I could probably write ten posts based upon my experiences at Maker Faire. I only went Saturday, but I quickly realized how there is just TOO MUCH to see in one day. For this post I will focus on Robert Faludi’s talk on “Fun with Xbees.” His lecture showed some of the amazing projects that were made possible using Xbees (a component which can wirelessly communicate with an Arduino board). One project that I found applicable to our class (and also relates to our visitor last week) was Indiana University’s “BeeSim”. BeeSim uses LilyPad Arduinos and Xbee radios as well as open-source software to teach children about bee behavior. This video is a great introduction:

One point made in the video that was interesting was that children settled down and started to discuss/analyze bee behavior once they started to play the game within the constraints of set rules. The bee glove is programmed so that the children have to let the bee “rest” between rounds of delivering pollen – this time is spent by the children talking with each other about what they just did – and perhaps how to do the tasks faster during the next round. This reminded me of Vgotsky’s ‘Play and its role in the Mental Development of the Child’. “Action in the imaginative sphere, in an imaginary situation, the creation of voluntary intentions and the formation of real-life plans and volitional motives – all appear in play and make it the highest level of preschool development.” After playing BeeSim, the children gain a very developed understanding of why and how bees produce honey, and gain the ability to describe the process with the proper terminology (stamen, pollen, proboscis, ect.)

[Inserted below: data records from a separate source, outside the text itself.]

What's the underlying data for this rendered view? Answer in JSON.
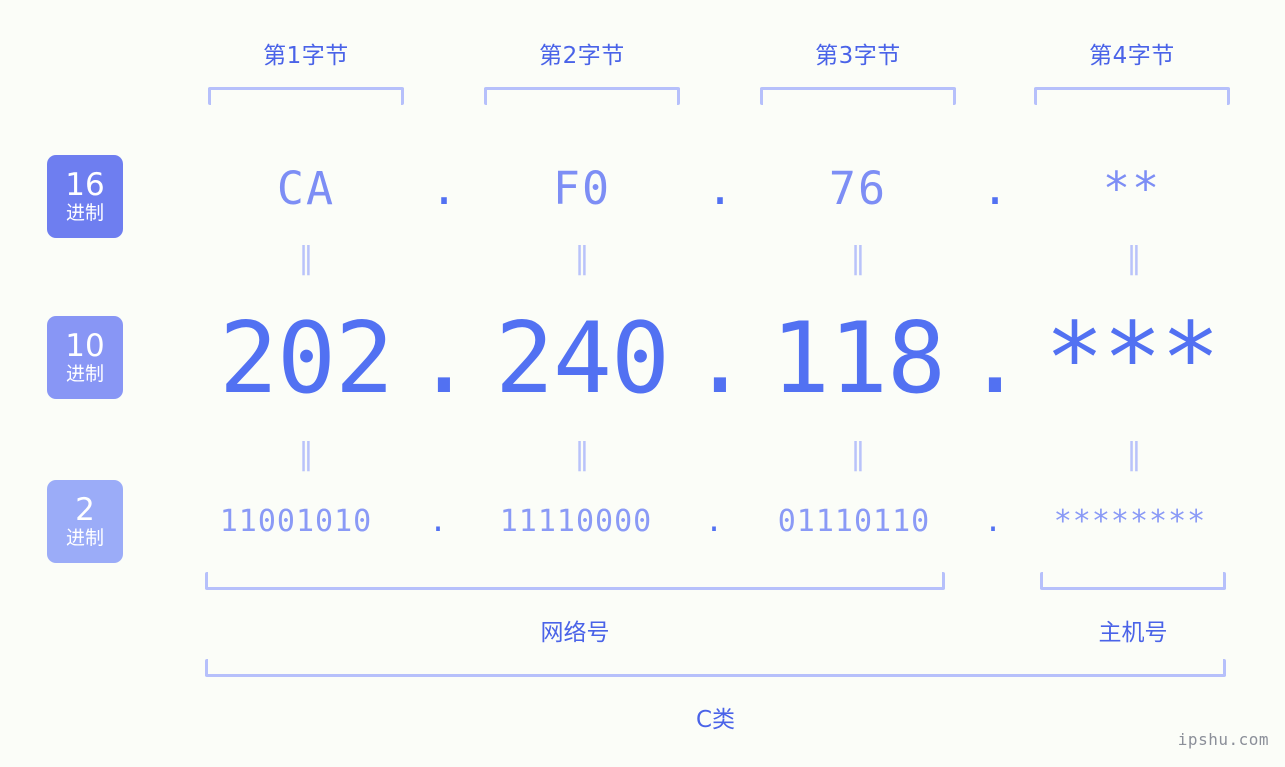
{
  "theme": {
    "background": "#fbfdf8",
    "primary_blue": "#5271f2",
    "light_blue": "#7d8ef5",
    "bracket_blue": "#b6c0fb",
    "label_blue": "#4a63e8",
    "badge_16": "#6e7ef0",
    "badge_10": "#8896f5",
    "badge_2": "#9bacf8"
  },
  "byte_headers": [
    {
      "label": "第1字节"
    },
    {
      "label": "第2字节"
    },
    {
      "label": "第3字节"
    },
    {
      "label": "第4字节"
    }
  ],
  "bases": [
    {
      "number": "16",
      "suffix": "进制"
    },
    {
      "number": "10",
      "suffix": "进制"
    },
    {
      "number": "2",
      "suffix": "进制"
    }
  ],
  "rows": {
    "hex": {
      "values": [
        "CA",
        "F0",
        "76",
        "**"
      ]
    },
    "decimal": {
      "values": [
        "202",
        "240",
        "118",
        "***"
      ]
    },
    "binary": {
      "values": [
        "11001010",
        "11110000",
        "01110110",
        "********"
      ]
    }
  },
  "separator": {
    "dot": "."
  },
  "equals_marker": "‖",
  "sections": {
    "network": "网络号",
    "host": "主机号",
    "class": "C类"
  },
  "watermark": "ipshu.com"
}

Because the tools to create the BeeSim project are relatively inexpensive, and all the software is available for download (the instructions are posted on Instructables – schools/organizations only need access (in theory) to someone who knows a bit about programming, hardware components and electronics (all things that can be learned via an introductory book on electronics) to have a BeeSim game of their own.